Deputy Premier John Barilaro said calls by NSW to scrap impractical measures under the plan have been heard, but more work still needs to be done.
“The Commonwealth Government has come through with a pragmatic proposal to remove the threat of destructive water buy backs,” Mr Barilaro said.
“Regional communities have lost confidence in the Murray Darling Basin Authority to deliver a Plan that restores water to the environment without the wholesale destruction of basin communities.
“We made it clear that NSW would not contribute to the 450GL of additional water for the environment, and we still need clarity from the Commonwealth as to where they will attain this.
“The pendulum has swung too far towards punishing farmers for growing food and fibre across the basin without delivering a tangible dividend for the environment.”

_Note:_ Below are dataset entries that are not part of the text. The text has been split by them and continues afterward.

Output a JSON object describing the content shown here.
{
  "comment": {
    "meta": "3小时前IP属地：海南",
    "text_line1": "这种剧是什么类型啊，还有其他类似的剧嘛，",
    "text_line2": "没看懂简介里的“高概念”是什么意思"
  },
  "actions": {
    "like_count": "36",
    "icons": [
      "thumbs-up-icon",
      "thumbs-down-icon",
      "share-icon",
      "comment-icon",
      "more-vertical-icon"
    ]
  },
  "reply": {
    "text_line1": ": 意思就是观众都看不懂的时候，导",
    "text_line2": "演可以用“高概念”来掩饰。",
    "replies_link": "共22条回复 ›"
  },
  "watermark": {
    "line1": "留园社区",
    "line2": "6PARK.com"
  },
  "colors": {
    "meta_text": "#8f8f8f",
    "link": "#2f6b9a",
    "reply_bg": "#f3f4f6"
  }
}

Minister for Water, Property and Housing Melinda Pavey said NSW has consistently pulled its weight in trying to meet the objectives of the plan.
“Even in the worst drought on record almost a million megalitres of environmental water was delivered to the South Australian border on top of their monthly entitlement flows, 677,000ML of which passed through the barrages into the Murray Mouth and sea,” Mrs Pavey said.
“There is already over 4 million megalitres of water entitlements recovered for the environment, we now need to concentrate on measures that use this water smarter to deliver the environmental, social and economic outcomes to all communities.
“We look forward to seeing the legislative details of the Murray Darling Basin Authority split and we will work with the Commonwealth in implementing these new measures.
“We welcome better compliance across all states that aligns with the benchmark NSW has set. We will be offering the expertise of the independent Natural Resource Access Regulator and offering details of our reformed laws that strengthened our water compliance.”